How the Grinch Found Christmas: From Sneer to Cheer

“NOISE! NOISE! NOISE!” the Grinch exclaimed. “It’s all I could hear until I learned to stop being mad and let myself feel good.”

The Grinch had spent years despising the holiday season. Retreating from everyone due to depression and acting out in anger driven by anxiety, he pushed away anyone who cared about him. “I was really quite unpleasant to be around,” he admitted. “But I’m working on it.”

Last year, his little friend Cindy-Lou Who noticed that the Grinch was acting even more irritable and sinister than usual. “I stole her Christmas tree,” confessed the Grinch. “Let’s be honest, I stole her tree, every present, her stocking. Heck, I even took her family’s roast beast they were going to fix for Christmas dinner.”

But, even though most of Who-ville thought the Grinch was pretty awful, Cindy-Lou knew that the Grinch was having an even harder time than usual. She alerted her parents, who called Southeast Kansas Mental Health Center’s crisis department.

Although the Grinch resisted help, initially, he finally consented to meet with SEKMHC’s crisis team. Almost immediately, SEKMHC started to work on wrapping services around the Grinch, realizing he was struggling with severe depression and general anxiety and attempting to reconcile a traumatic childhood that left him feeling abandoned and alone.

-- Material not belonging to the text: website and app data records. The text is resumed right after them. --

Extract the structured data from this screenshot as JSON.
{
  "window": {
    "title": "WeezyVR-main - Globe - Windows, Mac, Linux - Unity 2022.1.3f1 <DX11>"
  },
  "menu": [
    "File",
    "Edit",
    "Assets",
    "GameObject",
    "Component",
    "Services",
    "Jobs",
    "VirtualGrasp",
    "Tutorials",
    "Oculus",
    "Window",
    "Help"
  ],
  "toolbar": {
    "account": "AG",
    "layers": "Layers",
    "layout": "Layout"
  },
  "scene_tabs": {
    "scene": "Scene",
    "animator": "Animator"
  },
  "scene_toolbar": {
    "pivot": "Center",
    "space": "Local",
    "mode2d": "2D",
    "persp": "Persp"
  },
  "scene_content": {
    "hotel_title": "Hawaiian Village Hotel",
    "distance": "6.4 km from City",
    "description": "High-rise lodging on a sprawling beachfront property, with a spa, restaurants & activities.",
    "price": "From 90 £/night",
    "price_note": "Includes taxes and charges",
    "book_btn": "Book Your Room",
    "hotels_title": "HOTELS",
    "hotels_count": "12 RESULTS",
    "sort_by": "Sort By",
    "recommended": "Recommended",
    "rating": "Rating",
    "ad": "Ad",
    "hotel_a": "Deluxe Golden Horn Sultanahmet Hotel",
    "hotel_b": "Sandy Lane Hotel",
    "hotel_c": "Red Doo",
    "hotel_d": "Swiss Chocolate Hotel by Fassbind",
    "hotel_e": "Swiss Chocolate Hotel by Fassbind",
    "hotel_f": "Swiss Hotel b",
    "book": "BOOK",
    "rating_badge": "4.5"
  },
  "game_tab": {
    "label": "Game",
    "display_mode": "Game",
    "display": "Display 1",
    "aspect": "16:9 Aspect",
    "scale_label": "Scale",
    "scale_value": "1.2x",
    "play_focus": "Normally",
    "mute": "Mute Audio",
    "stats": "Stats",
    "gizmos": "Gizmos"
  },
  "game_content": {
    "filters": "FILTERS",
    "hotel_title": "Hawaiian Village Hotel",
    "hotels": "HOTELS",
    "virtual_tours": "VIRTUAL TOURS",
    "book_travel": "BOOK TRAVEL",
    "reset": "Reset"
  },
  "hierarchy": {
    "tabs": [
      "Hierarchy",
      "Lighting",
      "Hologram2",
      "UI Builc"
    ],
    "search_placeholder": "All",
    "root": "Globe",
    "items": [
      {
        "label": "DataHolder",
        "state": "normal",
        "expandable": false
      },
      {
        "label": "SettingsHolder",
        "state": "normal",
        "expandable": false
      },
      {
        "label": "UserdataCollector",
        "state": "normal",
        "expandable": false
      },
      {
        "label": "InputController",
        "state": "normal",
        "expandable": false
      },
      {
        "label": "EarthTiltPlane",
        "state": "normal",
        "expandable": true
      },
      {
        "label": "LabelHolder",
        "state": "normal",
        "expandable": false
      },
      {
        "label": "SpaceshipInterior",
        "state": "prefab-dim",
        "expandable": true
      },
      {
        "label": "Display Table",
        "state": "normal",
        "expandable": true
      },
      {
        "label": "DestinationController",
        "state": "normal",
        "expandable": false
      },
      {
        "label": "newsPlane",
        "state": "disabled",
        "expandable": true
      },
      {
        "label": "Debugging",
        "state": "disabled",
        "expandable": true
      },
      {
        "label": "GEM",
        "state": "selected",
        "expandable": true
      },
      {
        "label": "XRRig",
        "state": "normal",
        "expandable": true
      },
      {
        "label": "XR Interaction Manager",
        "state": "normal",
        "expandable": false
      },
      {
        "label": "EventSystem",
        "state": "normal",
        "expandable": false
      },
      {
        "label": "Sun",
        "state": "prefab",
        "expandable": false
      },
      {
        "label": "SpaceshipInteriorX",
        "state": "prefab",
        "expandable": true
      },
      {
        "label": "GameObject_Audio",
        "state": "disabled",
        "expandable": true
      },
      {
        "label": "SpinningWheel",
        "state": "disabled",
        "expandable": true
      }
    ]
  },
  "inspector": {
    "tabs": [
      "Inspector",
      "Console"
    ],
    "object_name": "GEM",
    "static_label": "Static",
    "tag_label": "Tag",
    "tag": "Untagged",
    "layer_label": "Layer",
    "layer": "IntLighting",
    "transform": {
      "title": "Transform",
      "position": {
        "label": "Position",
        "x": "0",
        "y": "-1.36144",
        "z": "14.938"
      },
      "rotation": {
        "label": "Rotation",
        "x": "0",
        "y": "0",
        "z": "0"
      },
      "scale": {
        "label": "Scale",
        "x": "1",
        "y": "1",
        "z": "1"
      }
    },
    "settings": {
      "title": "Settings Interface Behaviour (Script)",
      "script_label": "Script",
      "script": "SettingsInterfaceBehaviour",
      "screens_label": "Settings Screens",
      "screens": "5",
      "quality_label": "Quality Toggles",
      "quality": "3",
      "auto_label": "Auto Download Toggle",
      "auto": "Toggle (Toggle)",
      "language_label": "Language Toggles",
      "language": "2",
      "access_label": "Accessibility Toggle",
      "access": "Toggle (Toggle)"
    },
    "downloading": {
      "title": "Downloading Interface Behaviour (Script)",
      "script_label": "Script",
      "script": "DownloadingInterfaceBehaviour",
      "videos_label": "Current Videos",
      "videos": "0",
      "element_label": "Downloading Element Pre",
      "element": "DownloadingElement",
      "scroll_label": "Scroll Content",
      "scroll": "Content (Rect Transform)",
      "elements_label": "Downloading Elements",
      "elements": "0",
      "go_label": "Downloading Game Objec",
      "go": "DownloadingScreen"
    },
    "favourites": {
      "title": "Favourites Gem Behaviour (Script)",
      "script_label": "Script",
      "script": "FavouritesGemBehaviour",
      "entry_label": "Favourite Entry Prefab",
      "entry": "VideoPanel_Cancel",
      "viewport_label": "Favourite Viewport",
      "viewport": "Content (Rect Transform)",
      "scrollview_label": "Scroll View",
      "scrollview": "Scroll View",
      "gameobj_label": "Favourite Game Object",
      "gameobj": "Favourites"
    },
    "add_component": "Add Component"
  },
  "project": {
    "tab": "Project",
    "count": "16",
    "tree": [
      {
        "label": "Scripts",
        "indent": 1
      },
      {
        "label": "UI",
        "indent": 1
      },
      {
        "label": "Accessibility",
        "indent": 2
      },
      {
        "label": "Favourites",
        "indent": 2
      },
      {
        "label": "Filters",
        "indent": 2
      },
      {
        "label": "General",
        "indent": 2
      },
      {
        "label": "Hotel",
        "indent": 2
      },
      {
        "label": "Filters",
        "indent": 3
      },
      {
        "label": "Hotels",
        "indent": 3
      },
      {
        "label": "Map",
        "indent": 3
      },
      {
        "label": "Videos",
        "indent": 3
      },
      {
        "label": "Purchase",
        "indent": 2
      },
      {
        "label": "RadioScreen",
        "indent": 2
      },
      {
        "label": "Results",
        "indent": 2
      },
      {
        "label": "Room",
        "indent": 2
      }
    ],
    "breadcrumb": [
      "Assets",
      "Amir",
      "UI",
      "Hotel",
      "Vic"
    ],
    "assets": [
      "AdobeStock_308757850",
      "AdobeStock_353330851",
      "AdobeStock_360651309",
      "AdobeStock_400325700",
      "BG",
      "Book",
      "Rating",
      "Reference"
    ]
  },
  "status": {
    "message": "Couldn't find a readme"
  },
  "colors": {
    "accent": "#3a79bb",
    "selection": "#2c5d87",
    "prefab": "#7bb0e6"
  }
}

He started working weekly with SEKMHC therapist Dr. Sandy Sue LaRue, learning to talk about anxiety and attempting to open himself up to positive interactions. “I realized that I needed to give people a chance,” commented the Grinch. “Sandy helped me to see that happiness is available to me. For years, I’ve committed to being sad and alone. I convinced myself that others were excluding me, when, in reality, I was pushing them away.”

After nearly a year’s worth of work with Sandy and weekly meetings with case manager Jed McDodd, the Grinch is ready for the holidays this year.

“He’s worked hard this year – and, he’s stepped out of his comfort zone to do things he really didn’t want to do,” said Jed. “I think he got mad at me a few times, but he kept plugging along, working toward his goals.”

The Grinch has started to pop into Who-ville for a few groceries and a quick lunch – instead of waiting to stock up every month or two — and hosted a card night with friends. “I couldn’t have done it without SEKMHC and Jed (case manager). They helped me untangle how I felt and understand that I deserve happiness. I’m so thankful for them!” the Grinch asserted.

The 2022 holiday season looks much brighter for the Grinch. Progress didn’t happen overnight, and he still has work to do, but he’s on the path to recovery.

“Before, I really felt like my heart was two sizes too small. But now I know I was doing it to myself,” said the Grinch. “This year, instead of looking down from Mt. Crumpit at the celebrations and grumbling to myself, my dog Max and I will be carving the roast beast and singing along with the Whos!”

Southeast Kansas Mental Health Center Crisis Services

Anyone facing a mental health crisis can call for help using our toll-free number: 1-866-973-2241. Services are available 24 hours per day, 7 days a week.